If this boiling with dilute acid be continued for some time, a above all, yields no smoke upon explosion. It will explode further and still more remarkable change takes place the when violently struck. When dissolved in ether, it forms the dextrine becomes grape sugar, or glucose (CH,06,H,O). collodion of the photographer.
This very same result is produced in seeds by a minute Lignine is the encrusting matter in the cellular tissue which quantity of a ferment, diastase, which is probably albumen or gives hardness to wood gluten in a particular stage of decomposition; one part of diastase can convert 2,000 parts of starch into sugar. In the germinating plant this conversion is not sudden, but gradual,
LESSONS IN ITALIAN.-XVI. thus supplying the rootlet with proper aliment as it requires it. In brewing, this natural process is taken advantage of to
VOCABULARY. convert the starch of the barley into sugar, and this sugar--as Andate, go.
Egli mori, he died. will be explained in the next lesson--suffers, by fermentation, Andrete, will you go? Concerto, concert. Egli lo condurrå, he a further change, becoming alcohol, carbonic acid gas, and Arriveremo, shall we Conversazione, inter will bring or conwater. The barley is "steeped” in water, and then spread out
course, company, duct him. on a floor; here it begins to germinate, and by continually Bastonata, blow (with Corte, court (of a
Avvenire, the future. conversation.
Egli è nato, he was
born. turning the bed with wooden shovels, this germination goes on
Ella giunse, she an uniformly. The acrospire is watched, and as soon as it is Bene, good.
Cugina (f.), cousin, Erano, were. about half an inch long, and is going to bifurcate, the vitality of Bristol (also Bri-stol-le Da, from.
Exsi, they. the seed is destroyed by rapidly drying the grain.
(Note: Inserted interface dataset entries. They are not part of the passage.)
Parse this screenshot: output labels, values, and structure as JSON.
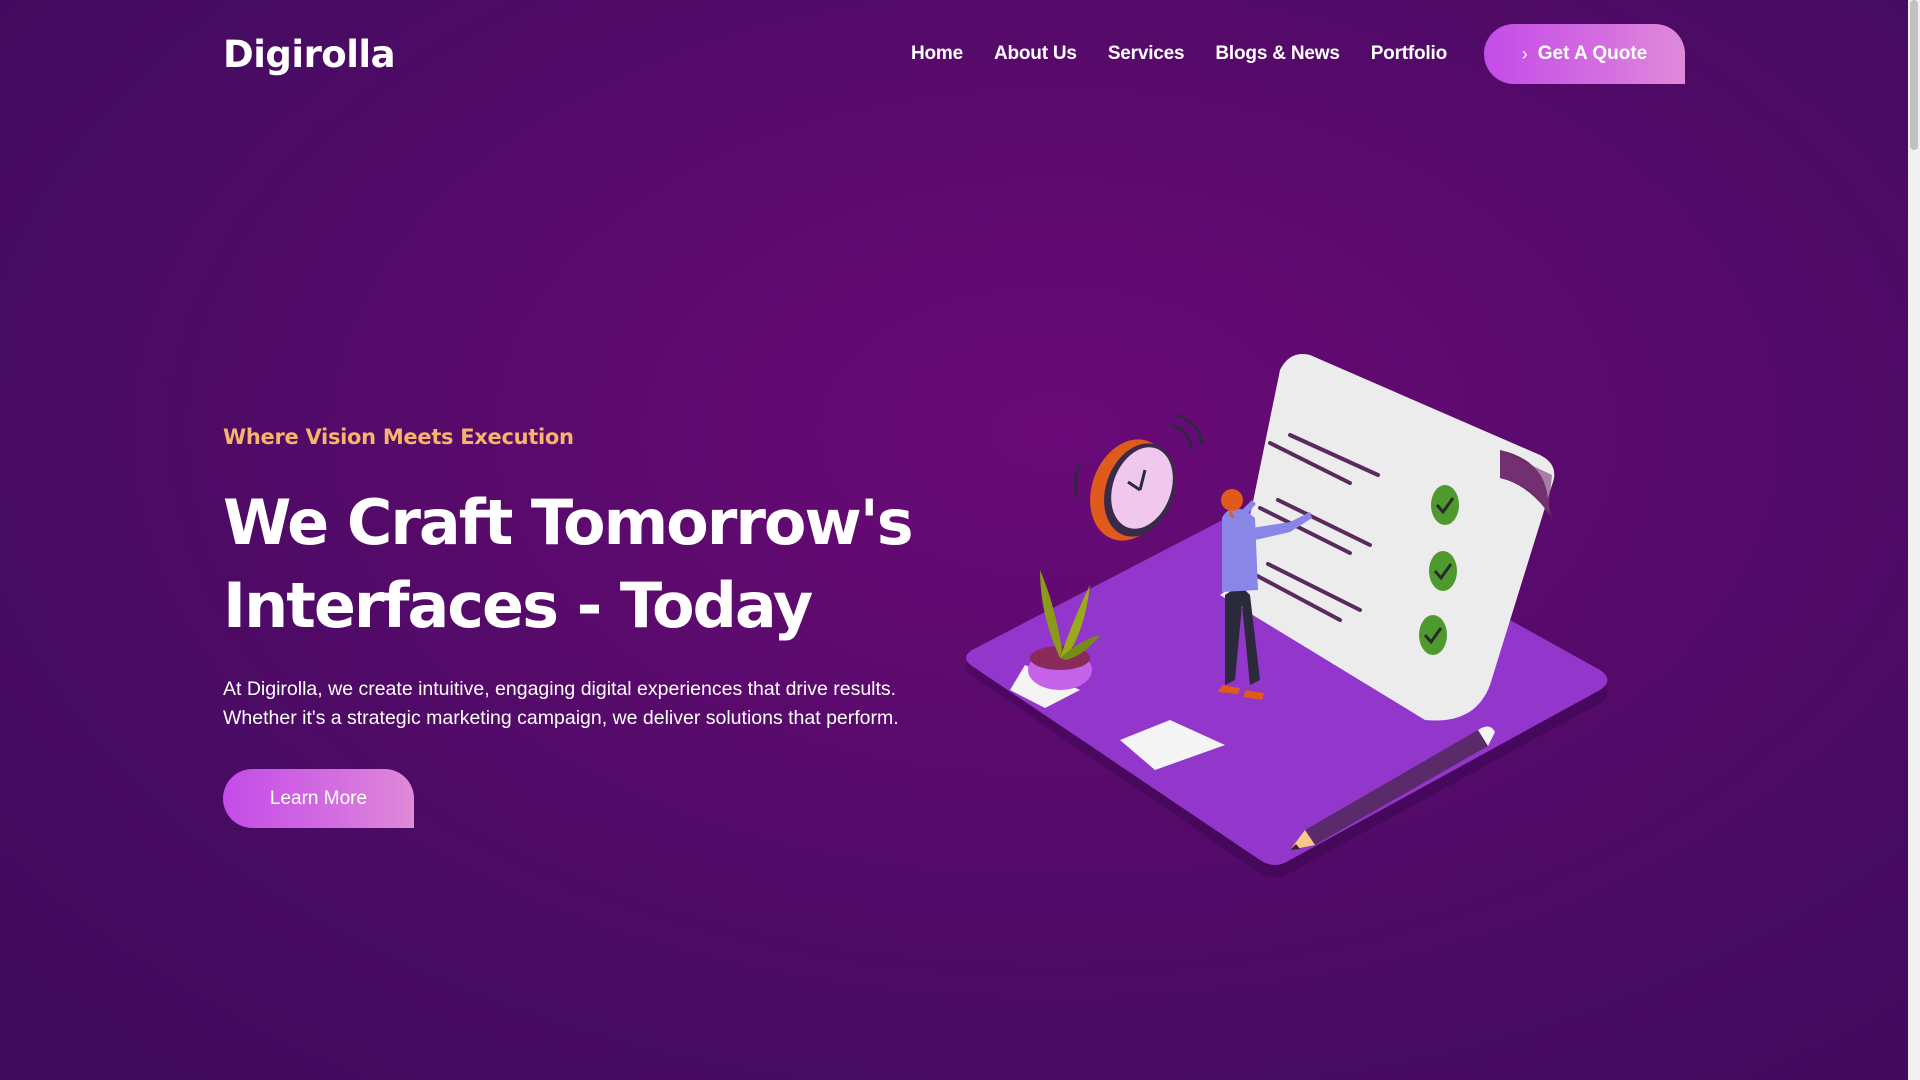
{
  "header": {
    "logo": "Digirolla",
    "nav": [
      "Home",
      "About Us",
      "Services",
      "Blogs & News",
      "Portfolio"
    ],
    "cta_label": "Get A Quote"
  },
  "hero": {
    "tagline": "Where Vision Meets Execution",
    "headline_line1": "We Craft Tomorrow's",
    "headline_line2": "Interfaces - Today",
    "description": "At Digirolla, we create intuitive, engaging digital experiences that drive results. Whether it's a strategic marketing campaign, we deliver solutions that perform.",
    "button_label": "Learn More"
  },
  "colors": {
    "background": "#5a0a6c",
    "accent_gradient_start": "#c44ce8",
    "accent_gradient_end": "#e08ad8",
    "tagline": "#f7b46a"
  },
  "icons": [
    "chevron-right-icon",
    "checklist-illustration"
  ]
}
Experience or Bri-sto-lio), Bris. Di qui, from here. Festino (dancing, gamhaving taught the maltster that at this point all the starch has tol.
ing, etc.), evening become sugar, the malt is then mixed with water, and allowed Caccia, chase, Disonore, dishonour. party, to ferment.
Cajfa, coffee, coffee- Dogana,custom-house. Fiorino, florin. The saline matters plants contain they obtain directly from
Domani, to-morrow. Firenze, Florence the soil in which they grow, and are those phosphates, etc., of
Dormire, to sleep. Gli vien imputata, is which the mineral structures of the body are composed. The Che, what?
Cestria, Chester. E corso, ran,
imputed to him. Egli, he.
Guadagno, profit great use of artificial manure is to supply soil which is deficient Chi (only of persons), Egli se lo reca, he re- Ha mandato, he has in such salts with those peculiarly required by the nature of the who ?
gards or reckons it.